• **Exercise goal**:
Show the lines below that contain the string "this".

• **Data to process**:
────

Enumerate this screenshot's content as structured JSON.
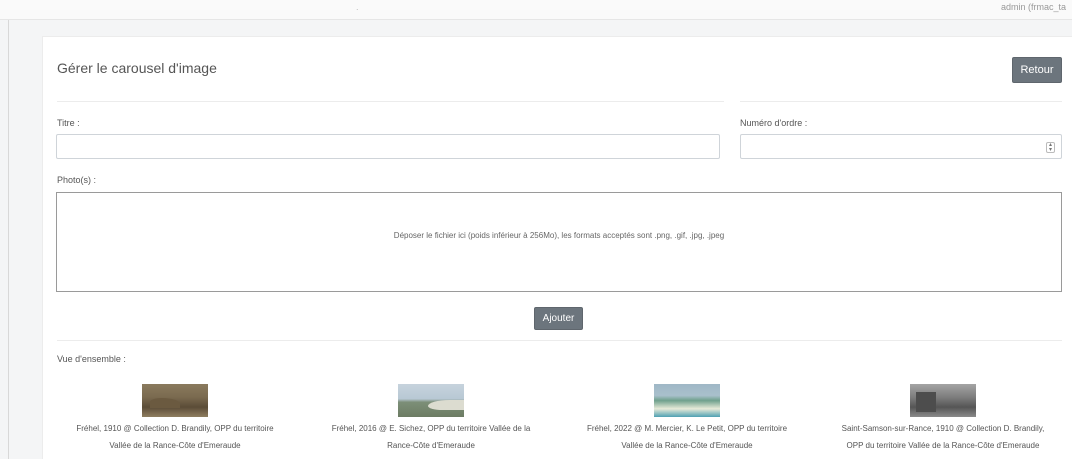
{
  "header": {
    "user_text": "admin (frmac_ta",
    "fragment_text": "."
  },
  "page": {
    "title": "Gérer le carousel d'image",
    "back_label": "Retour"
  },
  "form": {
    "title_label": "Titre :",
    "title_value": "",
    "order_label": "Numéro d'ordre :",
    "order_value": "",
    "photos_label": "Photo(s) :",
    "dropzone_text": "Déposer le fichier ici (poids inférieur à 256Mo), les formats acceptés sont .png, .gif, .jpg, .jpeg",
    "add_label": "Ajouter"
  },
  "overview": {
    "label": "Vue d'ensemble :",
    "items": [
      {
        "caption_line1": "Fréhel, 1910 @ Collection D. Brandily, OPP du territoire",
        "caption_line2": "Vallée de la Rance-Côte d'Emeraude"
      },
      {
        "caption_line1": "Fréhel, 2016 @ E. Sichez, OPP du territoire Vallée de la",
        "caption_line2": "Rance-Côte d'Emeraude"
      },
      {
        "caption_line1": "Fréhel, 2022 @ M. Mercier, K. Le Petit, OPP du territoire",
        "caption_line2": "Vallée de la Rance-Côte d'Emeraude"
      },
      {
        "caption_line1": "Saint-Samson-sur-Rance, 1910 @ Collection D. Brandily,",
        "caption_line2": "OPP du territoire Vallée de la Rance-Côte d'Emeraude"
      }
    ]
  },
  "colors": {
    "button": "#6c757d",
    "background": "#f4f5f6"
  }
}
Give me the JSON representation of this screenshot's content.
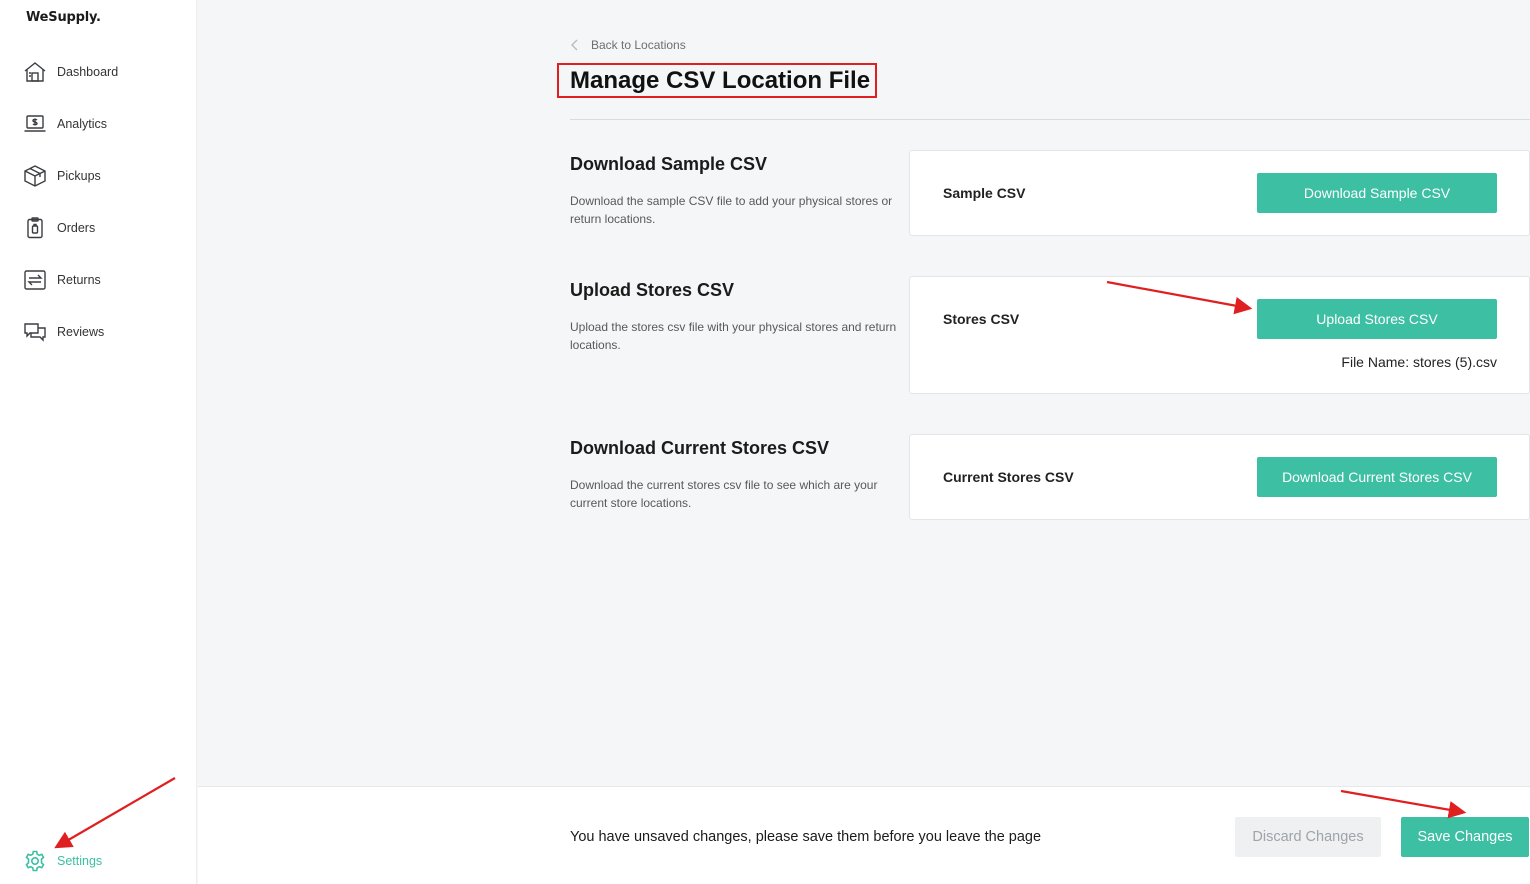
{
  "sidebar": {
    "logo": "WeSupply.",
    "items": [
      {
        "label": "Dashboard",
        "icon": "house-icon"
      },
      {
        "label": "Analytics",
        "icon": "laptop-dollar-icon"
      },
      {
        "label": "Pickups",
        "icon": "box-icon"
      },
      {
        "label": "Orders",
        "icon": "clipboard-icon"
      },
      {
        "label": "Returns",
        "icon": "return-arrows-icon"
      },
      {
        "label": "Reviews",
        "icon": "chat-bubbles-icon"
      }
    ],
    "settings": {
      "label": "Settings",
      "icon": "gear-icon"
    }
  },
  "header": {
    "back_label": "Back to Locations",
    "title": "Manage CSV Location File"
  },
  "sections": [
    {
      "title": "Download Sample CSV",
      "description": "Download the sample CSV file to add your physical stores or return locations.",
      "card_label": "Sample CSV",
      "button_label": "Download Sample CSV"
    },
    {
      "title": "Upload Stores CSV",
      "description": "Upload the stores csv file with your physical stores and return locations.",
      "card_label": "Stores CSV",
      "button_label": "Upload Stores CSV",
      "file_name": "File Name: stores (5).csv"
    },
    {
      "title": "Download Current Stores CSV",
      "description": "Download the current stores csv file to see which are your current store locations.",
      "card_label": "Current Stores CSV",
      "button_label": "Download Current Stores CSV"
    }
  ],
  "footer": {
    "message": "You have unsaved changes, please save them before you leave the page",
    "discard_label": "Discard Changes",
    "save_label": "Save Changes"
  },
  "colors": {
    "accent": "#3cbfa3",
    "highlight_border": "#e02020",
    "annotation_arrow": "#e02020"
  }
}
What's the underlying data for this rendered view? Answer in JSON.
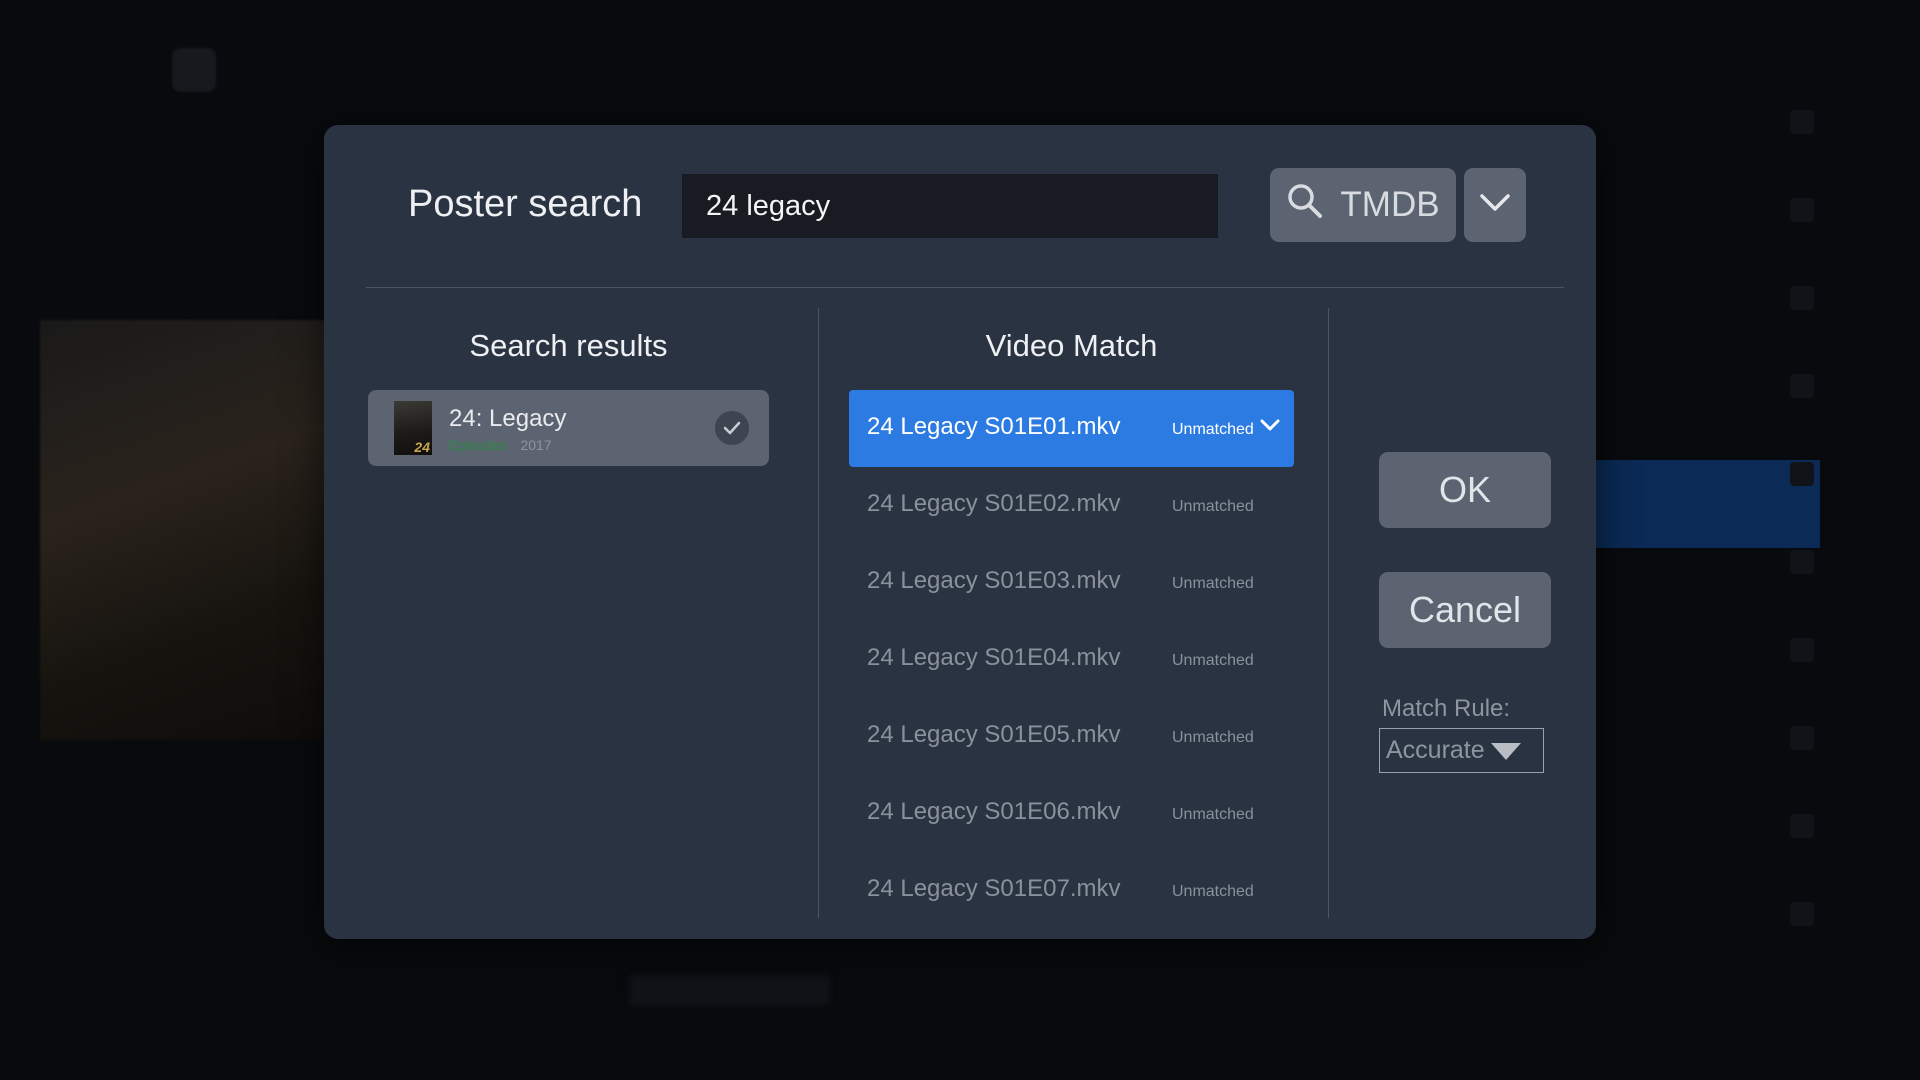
{
  "dialog": {
    "title": "Poster search",
    "search_value": "24 legacy",
    "provider_label": "TMDB",
    "icons": {
      "search": "search-icon",
      "dropdown": "chevron-down-icon"
    }
  },
  "search_results": {
    "title": "Search results",
    "items": [
      {
        "title": "24: Legacy",
        "type": "Episodes",
        "year": "2017",
        "selected": true
      }
    ]
  },
  "video_match": {
    "title": "Video Match",
    "items": [
      {
        "name": "24 Legacy S01E01.mkv",
        "status": "Unmatched",
        "selected": true
      },
      {
        "name": "24 Legacy S01E02.mkv",
        "status": "Unmatched",
        "selected": false
      },
      {
        "name": "24 Legacy S01E03.mkv",
        "status": "Unmatched",
        "selected": false
      },
      {
        "name": "24 Legacy S01E04.mkv",
        "status": "Unmatched",
        "selected": false
      },
      {
        "name": "24 Legacy S01E05.mkv",
        "status": "Unmatched",
        "selected": false
      },
      {
        "name": "24 Legacy S01E06.mkv",
        "status": "Unmatched",
        "selected": false
      },
      {
        "name": "24 Legacy S01E07.mkv",
        "status": "Unmatched",
        "selected": false
      }
    ]
  },
  "actions": {
    "ok_label": "OK",
    "cancel_label": "Cancel",
    "match_rule_label": "Match Rule:",
    "match_rule_value": "Accurate"
  },
  "colors": {
    "dialog_bg": "#293341",
    "accent": "#2c7be2",
    "button_bg": "#5b6470",
    "episode_type": "#2d8a46"
  }
}
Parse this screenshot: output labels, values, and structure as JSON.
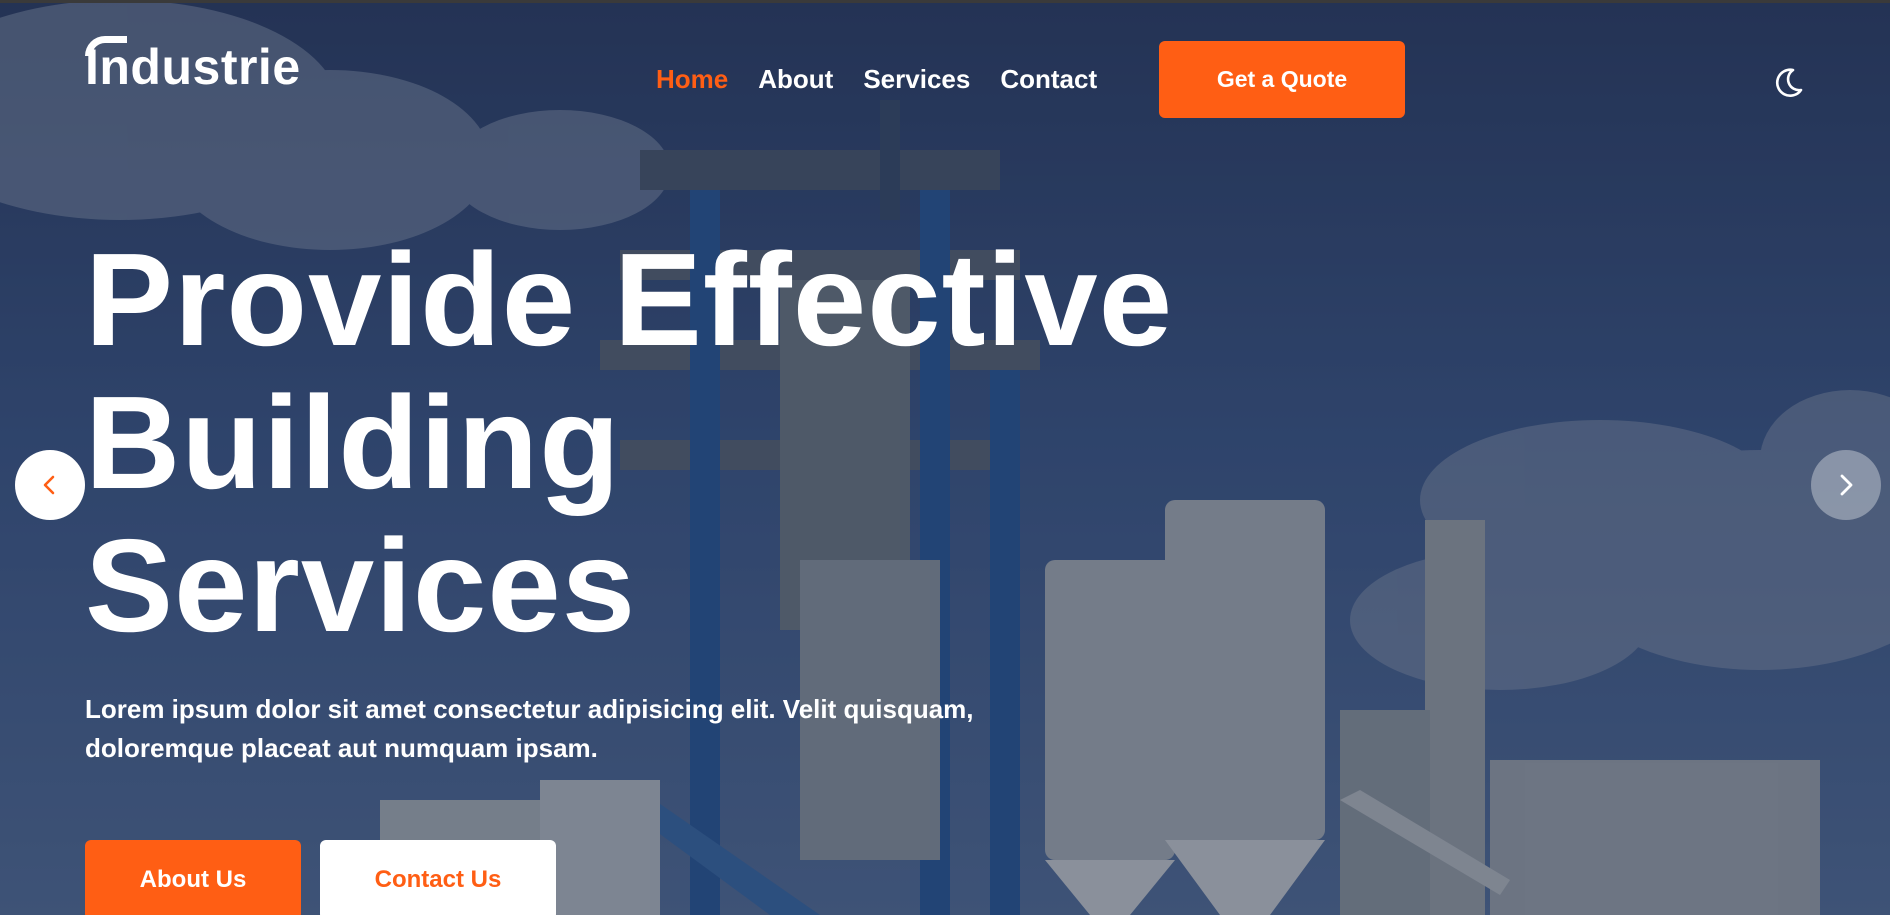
{
  "brand": {
    "logo_text": "Industrie"
  },
  "nav": {
    "items": [
      {
        "label": "Home",
        "active": true
      },
      {
        "label": "About",
        "active": false
      },
      {
        "label": "Services",
        "active": false
      },
      {
        "label": "Contact",
        "active": false
      }
    ],
    "cta_label": "Get a Quote",
    "theme_toggle_icon": "moon-icon"
  },
  "hero": {
    "headline_line1": "Provide Effective",
    "headline_line2": "Building",
    "headline_line3": "Services",
    "subtext": "Lorem ipsum dolor sit amet consectetur adipisicing elit. Velit quisquam, doloremque placeat aut numquam ipsam.",
    "primary_button": "About Us",
    "secondary_button": "Contact Us"
  },
  "carousel": {
    "prev_icon": "chevron-left-icon",
    "next_icon": "chevron-right-icon"
  },
  "colors": {
    "accent": "#ff5e14",
    "text": "#ffffff"
  }
}
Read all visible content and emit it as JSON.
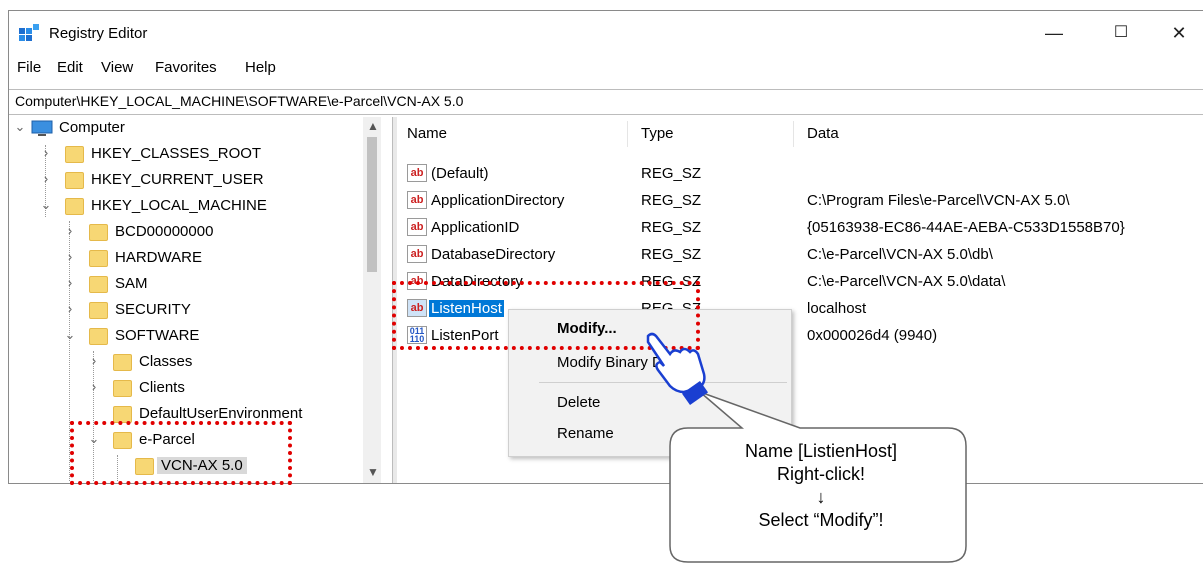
{
  "window": {
    "title": "Registry Editor",
    "controls": {
      "minimize": "—",
      "maximize": "☐",
      "close": "✕"
    }
  },
  "menu": [
    "File",
    "Edit",
    "View",
    "Favorites",
    "Help"
  ],
  "address": "Computer\\HKEY_LOCAL_MACHINE\\SOFTWARE\\e-Parcel\\VCN-AX 5.0",
  "tree": {
    "computer": "Computer",
    "nodes": [
      "HKEY_CLASSES_ROOT",
      "HKEY_CURRENT_USER",
      "HKEY_LOCAL_MACHINE",
      "BCD00000000",
      "HARDWARE",
      "SAM",
      "SECURITY",
      "SOFTWARE",
      "Classes",
      "Clients",
      "DefaultUserEnvironment",
      "e-Parcel",
      "VCN-AX 5.0"
    ]
  },
  "columns": {
    "name": "Name",
    "type": "Type",
    "data": "Data"
  },
  "values": [
    {
      "icon": "ab",
      "name": "(Default)",
      "type": "REG_SZ",
      "data": ""
    },
    {
      "icon": "ab",
      "name": "ApplicationDirectory",
      "type": "REG_SZ",
      "data": "C:\\Program Files\\e-Parcel\\VCN-AX 5.0\\"
    },
    {
      "icon": "ab",
      "name": "ApplicationID",
      "type": "REG_SZ",
      "data": "{05163938-EC86-44AE-AEBA-C533D1558B70}"
    },
    {
      "icon": "ab",
      "name": "DatabaseDirectory",
      "type": "REG_SZ",
      "data": "C:\\e-Parcel\\VCN-AX 5.0\\db\\"
    },
    {
      "icon": "ab",
      "name": "DataDirectory",
      "type": "REG_SZ",
      "data": "C:\\e-Parcel\\VCN-AX 5.0\\data\\"
    },
    {
      "icon": "ab",
      "name": "ListenHost",
      "type": "REG_SZ",
      "data": "localhost"
    },
    {
      "icon": "011\n110",
      "name": "ListenPort",
      "type": "",
      "data": "0x000026d4 (9940)"
    }
  ],
  "context_menu": {
    "modify": "Modify...",
    "modify_binary": "Modify Binary Data...",
    "delete": "Delete",
    "rename": "Rename"
  },
  "callout": {
    "line1": "Name [ListienHost]",
    "line2": "Right-click!",
    "arrow": "↓",
    "line3": "Select “Modify”!"
  },
  "colors": {
    "highlight": "#0078d7",
    "annotation_red": "#e00000",
    "cursor_blue": "#1a3fd1"
  }
}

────

• **Reply to the task**:
Enumerate this screenshot's content as structured JSON.
Give me the JSON representation of this screenshot's content.
What's the underlying data for this rendered view? Answer in JSON.
Parse this screenshot: output labels, values, and structure as JSON.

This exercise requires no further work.